Ghost-beach-1Ethan Schiff is an artist manager, consultant for independent artists, and music industry blogger. He can be reached on Twitter @ethanschiff or through his blog: www.SchiffBlog.com.

Ghost Beach, self-described as “tropical grit-pop”, is an absolutely awesome group, made up of Josh Ocean and Eric “Doc” Mendelsohn. Not only are they making great music, but the recent launch of their “Artists vs Artists” campaign, which asked people to declare if they were for or against piracy, is a fantastic example of transparent fan connection, as well as a beautiful demonstration in the power of sparking conversation within your community.

The band was recently approached by American Eagle about a licensing opportunity, and, in addition to a licensing fee, was granted access to the American Eagle 15,000 square-foot video billboard in Times Square. Now here’s where courage comes into play. Without a doubt, most artists would (understandably) look at this as an opportunity to promote an album or tour. But Ghost Beach did just the opposite. They did what took courage. Rather than using the billboard as an outlet for one-way advertising, they turned it into a platform to support a two-way conversation between themselves and the entire music industry.

Ghost-beach-2The ad directs people to the Artists vs Artists website, which is designed very intuitively and hosts social features like share buttons, hashtags, and twitter feeds throughout (again, conversation is the focus). At the top of the site is a tracker, updated in real-time, showing which side of the debate people are supporting, as well as a Twitter feed displaying everyone using both the #artistsforpiracy and #artistsagainstpiracy hashtags.
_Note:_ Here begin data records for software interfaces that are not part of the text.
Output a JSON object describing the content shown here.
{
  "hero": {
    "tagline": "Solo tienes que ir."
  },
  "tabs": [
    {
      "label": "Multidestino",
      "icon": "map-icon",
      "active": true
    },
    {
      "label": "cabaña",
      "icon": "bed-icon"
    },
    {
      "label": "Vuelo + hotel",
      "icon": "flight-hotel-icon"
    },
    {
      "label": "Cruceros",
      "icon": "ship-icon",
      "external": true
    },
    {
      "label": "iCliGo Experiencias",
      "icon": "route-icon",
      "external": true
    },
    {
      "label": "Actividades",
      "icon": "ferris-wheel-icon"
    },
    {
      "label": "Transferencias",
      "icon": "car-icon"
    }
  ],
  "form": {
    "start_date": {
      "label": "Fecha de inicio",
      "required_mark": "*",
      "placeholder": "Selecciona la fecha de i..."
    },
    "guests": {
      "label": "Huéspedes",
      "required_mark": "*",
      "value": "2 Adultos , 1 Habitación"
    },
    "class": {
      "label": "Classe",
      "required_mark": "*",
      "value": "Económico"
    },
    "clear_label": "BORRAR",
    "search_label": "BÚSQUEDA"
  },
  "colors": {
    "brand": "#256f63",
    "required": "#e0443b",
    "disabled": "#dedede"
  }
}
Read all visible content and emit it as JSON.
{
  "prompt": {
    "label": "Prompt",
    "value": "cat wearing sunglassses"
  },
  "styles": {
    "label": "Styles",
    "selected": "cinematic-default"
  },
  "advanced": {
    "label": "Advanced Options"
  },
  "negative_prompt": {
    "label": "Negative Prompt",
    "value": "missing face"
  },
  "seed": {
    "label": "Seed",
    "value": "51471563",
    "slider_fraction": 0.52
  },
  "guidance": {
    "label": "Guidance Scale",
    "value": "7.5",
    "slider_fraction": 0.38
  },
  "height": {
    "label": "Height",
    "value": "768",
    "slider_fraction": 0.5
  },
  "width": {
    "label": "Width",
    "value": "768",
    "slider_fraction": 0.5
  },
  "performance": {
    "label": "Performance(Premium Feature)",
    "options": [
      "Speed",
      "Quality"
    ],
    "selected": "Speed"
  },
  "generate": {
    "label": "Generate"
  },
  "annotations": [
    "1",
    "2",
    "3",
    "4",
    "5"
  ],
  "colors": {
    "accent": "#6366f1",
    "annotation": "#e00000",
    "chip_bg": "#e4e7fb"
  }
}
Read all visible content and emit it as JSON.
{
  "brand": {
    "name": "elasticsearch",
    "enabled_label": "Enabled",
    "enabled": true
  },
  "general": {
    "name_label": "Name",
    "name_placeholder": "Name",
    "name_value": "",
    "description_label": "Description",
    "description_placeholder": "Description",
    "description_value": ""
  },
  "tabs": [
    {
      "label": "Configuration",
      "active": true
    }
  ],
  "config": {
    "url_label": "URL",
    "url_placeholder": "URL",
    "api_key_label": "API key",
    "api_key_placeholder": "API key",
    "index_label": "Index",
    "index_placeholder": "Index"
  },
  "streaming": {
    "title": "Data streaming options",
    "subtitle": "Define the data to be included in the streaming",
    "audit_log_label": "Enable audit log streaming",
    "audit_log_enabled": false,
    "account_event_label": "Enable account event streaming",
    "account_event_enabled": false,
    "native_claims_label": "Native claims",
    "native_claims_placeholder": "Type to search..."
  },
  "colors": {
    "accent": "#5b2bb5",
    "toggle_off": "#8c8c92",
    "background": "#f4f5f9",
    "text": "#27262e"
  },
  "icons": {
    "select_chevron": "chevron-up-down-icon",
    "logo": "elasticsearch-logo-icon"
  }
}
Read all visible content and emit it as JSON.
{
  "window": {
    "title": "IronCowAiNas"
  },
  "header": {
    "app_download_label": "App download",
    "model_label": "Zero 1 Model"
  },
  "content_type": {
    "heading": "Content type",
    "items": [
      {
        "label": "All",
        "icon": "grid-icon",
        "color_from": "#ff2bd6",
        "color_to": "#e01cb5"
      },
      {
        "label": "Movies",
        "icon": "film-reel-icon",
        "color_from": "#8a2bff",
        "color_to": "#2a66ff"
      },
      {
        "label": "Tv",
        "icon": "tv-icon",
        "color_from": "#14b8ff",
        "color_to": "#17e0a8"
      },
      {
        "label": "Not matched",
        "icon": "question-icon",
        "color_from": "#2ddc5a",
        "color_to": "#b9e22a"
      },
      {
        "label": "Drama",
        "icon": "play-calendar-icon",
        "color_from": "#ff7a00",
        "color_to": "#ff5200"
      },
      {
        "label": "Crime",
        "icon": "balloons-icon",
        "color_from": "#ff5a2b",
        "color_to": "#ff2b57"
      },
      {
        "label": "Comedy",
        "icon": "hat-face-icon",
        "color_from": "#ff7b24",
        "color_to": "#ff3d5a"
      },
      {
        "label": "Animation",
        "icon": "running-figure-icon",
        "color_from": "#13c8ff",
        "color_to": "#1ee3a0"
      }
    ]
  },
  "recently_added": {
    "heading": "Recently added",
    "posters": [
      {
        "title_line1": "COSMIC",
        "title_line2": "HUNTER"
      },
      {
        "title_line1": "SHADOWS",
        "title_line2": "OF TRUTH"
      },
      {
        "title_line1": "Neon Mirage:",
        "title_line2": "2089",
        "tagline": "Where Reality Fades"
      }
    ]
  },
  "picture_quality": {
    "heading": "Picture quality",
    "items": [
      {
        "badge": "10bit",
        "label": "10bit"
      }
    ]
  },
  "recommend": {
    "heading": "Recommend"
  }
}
Finally, the bottom of the website offers you the option of downloading the band’s EP for free, or buying it on iTunes.

The day this was launched, I had 10+ friends send me a link asking if I’d checked it out and what I thought. We got into long talks about piracy and the future of the industry, and I have no doubt every one of them went home that night and listened to Ghost Beach, just like I did. Not only did this project position the group as one with a conscience, but it undoubtedly sparked countless conversations about the industry as a whole, each of which blossomed from Ghost Beach, and their desire to be part of something larger and more powerful than themselves.

(The results? 2,491 for piracy. 205 against it.)